These consequences are important to discuss and think about. Now more than ever, we are communally engaged in daily expectations of perfection as the norm. According to Jean Twenge, a professor of psychology at San Diego University: “young people, especially, look at the so-called ‘highlight reels’ people post on social and compare themselves, so they may feel depressed or negative emotions as a result.”

I don’t think Instagram is isolated in its influence, but it is uniquely toxic in that its mode of communication is primarily visual. The issue with Instagram is the widely-accepted notion that a relentless production of manicured content could be realistic. The mass democratization of visual media on Instagram makes it easier to compare yourself to others because it seems like all of us have access to the same tools and the same platform. Not everyone can look as glamorous as a Vogue model, but there is an implicit assumption that aesthetic media on Instagram necessitates comparison and reproduction.

Instagram has dramatically changed the ways we interact with each other, and most importantly: with ourselves. Today, we are surrounded by social media influencers with sponsored posts that are considerably more insidious and effective than traditional marketing. Influencers include government workers, doctors, lawyers, university students, and professional models who intersperse their ads with posts that are precariously realistic. What comes to mind is how quickly young people plunged thousands of dollars into the 2017 Fyre Festival scam after watching ads featuring Hailey Baldwin, Kendall Jenner, and other media celebrities. The profound calamity of the Fyre Festival required an audience that yearned to emulate the lifestyles of models they saw everyday on Instagram. As Orge Castellano puts it in his Medium article: “Instagram, just like advertising, sells a product that enhances our constant obsession with perfection, ideal happiness, and gratification…Instagram provides us with endless distorted versions of what beauty, love, relationships, friendships, and happiness looks like in real life.”

In my opinion, the fallout from Instagram is complex. There are other things to consider such as the downfall of ‘call-out culture’; the disturbing trend of photo-editing apps; the sexualization of young women on Instagram; and the influence of colonial beauty standards. Nonetheless, I don’t think it’s fair or productive to paint Instagram as the Big Bad Wolf, because it also provides an exciting avenue for communication, human connection, and self-expression. Moreover, I’m not sure if everyone should get rid of social media like I did. But after the immediate gratification of a “like,” what else is left? How much do you like yourself?

If you’d like to read more on this subject, here are a few links:

Orge Castellano, Instagram: Beware of the Toxic Culture Behind It. Published February 4, 2019.

Alex Herne, Instagram is supposed to be friendly. So why is it making people so miserable? Published September 17, 2019.

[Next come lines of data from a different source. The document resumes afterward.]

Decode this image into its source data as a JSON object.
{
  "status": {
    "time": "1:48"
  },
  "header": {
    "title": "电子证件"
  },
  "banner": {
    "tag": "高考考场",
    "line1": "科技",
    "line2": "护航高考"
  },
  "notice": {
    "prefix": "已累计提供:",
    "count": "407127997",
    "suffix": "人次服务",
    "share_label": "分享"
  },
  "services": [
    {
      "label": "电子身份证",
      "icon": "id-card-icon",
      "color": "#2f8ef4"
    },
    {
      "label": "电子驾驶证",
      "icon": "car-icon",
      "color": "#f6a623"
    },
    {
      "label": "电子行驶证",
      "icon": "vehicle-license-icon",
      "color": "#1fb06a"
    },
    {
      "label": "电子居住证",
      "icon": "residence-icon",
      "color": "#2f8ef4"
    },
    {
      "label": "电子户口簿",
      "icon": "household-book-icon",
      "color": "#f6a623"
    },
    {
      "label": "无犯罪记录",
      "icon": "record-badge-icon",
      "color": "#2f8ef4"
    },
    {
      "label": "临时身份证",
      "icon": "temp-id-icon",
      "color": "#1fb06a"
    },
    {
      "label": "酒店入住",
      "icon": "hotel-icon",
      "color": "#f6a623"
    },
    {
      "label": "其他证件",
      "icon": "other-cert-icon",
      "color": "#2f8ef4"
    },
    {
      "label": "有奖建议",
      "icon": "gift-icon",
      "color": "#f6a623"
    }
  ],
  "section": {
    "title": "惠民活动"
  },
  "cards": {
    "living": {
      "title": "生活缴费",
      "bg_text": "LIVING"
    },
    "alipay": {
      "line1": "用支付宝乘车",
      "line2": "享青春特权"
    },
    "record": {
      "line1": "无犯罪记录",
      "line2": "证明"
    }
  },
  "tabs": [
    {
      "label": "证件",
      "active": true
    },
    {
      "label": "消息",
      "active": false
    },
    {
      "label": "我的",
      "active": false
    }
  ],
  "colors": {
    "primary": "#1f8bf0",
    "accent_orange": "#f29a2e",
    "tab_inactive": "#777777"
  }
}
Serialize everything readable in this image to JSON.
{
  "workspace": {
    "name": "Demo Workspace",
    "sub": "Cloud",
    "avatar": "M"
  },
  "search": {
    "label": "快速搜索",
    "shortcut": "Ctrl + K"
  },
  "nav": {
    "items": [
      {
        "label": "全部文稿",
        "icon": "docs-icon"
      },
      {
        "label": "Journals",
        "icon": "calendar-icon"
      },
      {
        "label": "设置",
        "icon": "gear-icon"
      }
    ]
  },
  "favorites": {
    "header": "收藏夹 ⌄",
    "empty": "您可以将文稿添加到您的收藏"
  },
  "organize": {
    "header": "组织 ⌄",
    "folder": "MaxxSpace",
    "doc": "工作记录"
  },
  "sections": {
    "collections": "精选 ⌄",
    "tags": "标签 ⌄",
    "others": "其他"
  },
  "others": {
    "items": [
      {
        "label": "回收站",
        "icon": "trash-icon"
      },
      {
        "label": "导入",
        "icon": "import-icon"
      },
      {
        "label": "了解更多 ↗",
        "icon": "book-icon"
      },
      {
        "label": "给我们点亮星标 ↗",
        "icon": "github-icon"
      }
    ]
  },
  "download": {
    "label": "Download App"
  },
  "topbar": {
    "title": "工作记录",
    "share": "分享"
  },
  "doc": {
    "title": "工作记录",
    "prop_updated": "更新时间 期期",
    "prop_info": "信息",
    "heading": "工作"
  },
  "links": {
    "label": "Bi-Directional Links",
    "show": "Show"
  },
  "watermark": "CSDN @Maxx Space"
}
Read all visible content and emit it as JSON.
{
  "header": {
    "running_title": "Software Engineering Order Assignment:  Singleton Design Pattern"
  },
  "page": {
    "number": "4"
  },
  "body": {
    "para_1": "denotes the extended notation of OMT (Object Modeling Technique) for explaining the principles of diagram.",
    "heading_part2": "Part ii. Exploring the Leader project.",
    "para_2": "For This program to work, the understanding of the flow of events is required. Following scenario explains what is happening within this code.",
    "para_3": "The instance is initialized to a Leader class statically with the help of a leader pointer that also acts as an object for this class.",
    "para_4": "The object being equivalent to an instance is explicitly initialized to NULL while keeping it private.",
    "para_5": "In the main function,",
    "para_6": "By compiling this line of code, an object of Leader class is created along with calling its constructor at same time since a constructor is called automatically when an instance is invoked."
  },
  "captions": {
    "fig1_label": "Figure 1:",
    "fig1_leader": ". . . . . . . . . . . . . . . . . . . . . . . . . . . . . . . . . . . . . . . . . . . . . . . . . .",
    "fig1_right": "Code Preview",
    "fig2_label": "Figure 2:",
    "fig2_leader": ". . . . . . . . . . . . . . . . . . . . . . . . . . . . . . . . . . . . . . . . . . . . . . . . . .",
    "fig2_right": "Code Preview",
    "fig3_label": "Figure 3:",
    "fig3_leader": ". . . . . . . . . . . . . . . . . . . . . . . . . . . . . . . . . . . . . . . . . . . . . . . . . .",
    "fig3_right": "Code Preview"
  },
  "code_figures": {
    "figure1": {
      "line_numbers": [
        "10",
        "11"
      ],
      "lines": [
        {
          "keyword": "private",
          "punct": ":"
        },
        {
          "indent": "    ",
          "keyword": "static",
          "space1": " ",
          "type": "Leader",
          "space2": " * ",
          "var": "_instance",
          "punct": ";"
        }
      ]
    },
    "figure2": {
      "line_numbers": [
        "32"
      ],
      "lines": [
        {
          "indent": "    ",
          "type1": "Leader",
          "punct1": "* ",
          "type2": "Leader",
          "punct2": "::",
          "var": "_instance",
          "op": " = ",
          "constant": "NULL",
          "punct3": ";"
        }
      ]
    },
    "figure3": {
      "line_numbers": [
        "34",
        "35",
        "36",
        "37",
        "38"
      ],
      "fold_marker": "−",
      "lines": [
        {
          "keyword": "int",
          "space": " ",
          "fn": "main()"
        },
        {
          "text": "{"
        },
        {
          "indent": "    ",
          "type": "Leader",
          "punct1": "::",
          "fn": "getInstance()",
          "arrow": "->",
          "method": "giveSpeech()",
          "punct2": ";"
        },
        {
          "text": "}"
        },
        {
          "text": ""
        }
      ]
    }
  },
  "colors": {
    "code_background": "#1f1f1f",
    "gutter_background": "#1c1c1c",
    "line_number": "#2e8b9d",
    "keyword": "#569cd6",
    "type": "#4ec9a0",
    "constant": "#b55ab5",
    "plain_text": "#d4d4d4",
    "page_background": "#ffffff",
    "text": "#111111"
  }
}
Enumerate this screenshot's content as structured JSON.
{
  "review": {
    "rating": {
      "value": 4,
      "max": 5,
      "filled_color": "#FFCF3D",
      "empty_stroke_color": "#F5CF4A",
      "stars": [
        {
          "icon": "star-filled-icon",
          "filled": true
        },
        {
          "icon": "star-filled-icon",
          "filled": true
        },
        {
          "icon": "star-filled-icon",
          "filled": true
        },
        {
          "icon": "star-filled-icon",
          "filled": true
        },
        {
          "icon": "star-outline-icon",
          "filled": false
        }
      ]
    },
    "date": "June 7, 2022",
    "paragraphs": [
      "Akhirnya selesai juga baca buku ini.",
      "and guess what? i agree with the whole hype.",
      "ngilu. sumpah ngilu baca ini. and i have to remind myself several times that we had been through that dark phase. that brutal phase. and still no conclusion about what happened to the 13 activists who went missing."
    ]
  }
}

Allison Fox, Instagram Is The Most Harmful App for Mental Health. Published May 24, 2017.

Hannah Flint, I Survived the Fyre Festival – And It Proves We Need to Wise Up About Social Media. Published February 6, 2019.

Tiffany Ferguson, The Normalization of Facetune is Problematic. Published January 22, 2019.

D.A. Kirk, Calling Out Call-Out Culture. Published May 12, 2018.

About the writer                                                                                                                                                                                                   Associate Editor Kika Otiono is a 3rd year student in Carleton University’s Humanities and Biology Combined Honours program. She is passionate about the Carleton community and helping other students, thus she is involved in numerous initiatives. She currently works as a Facilitator at Carleton’s Centre for Student Academic Support (CSAS) and serves as a department representative on Carleton Academic Student Government (CASG). Kika is an avid reader and loves learning about productivity, habit-formation, financial ownership, and literature. You can reach her at [email protected].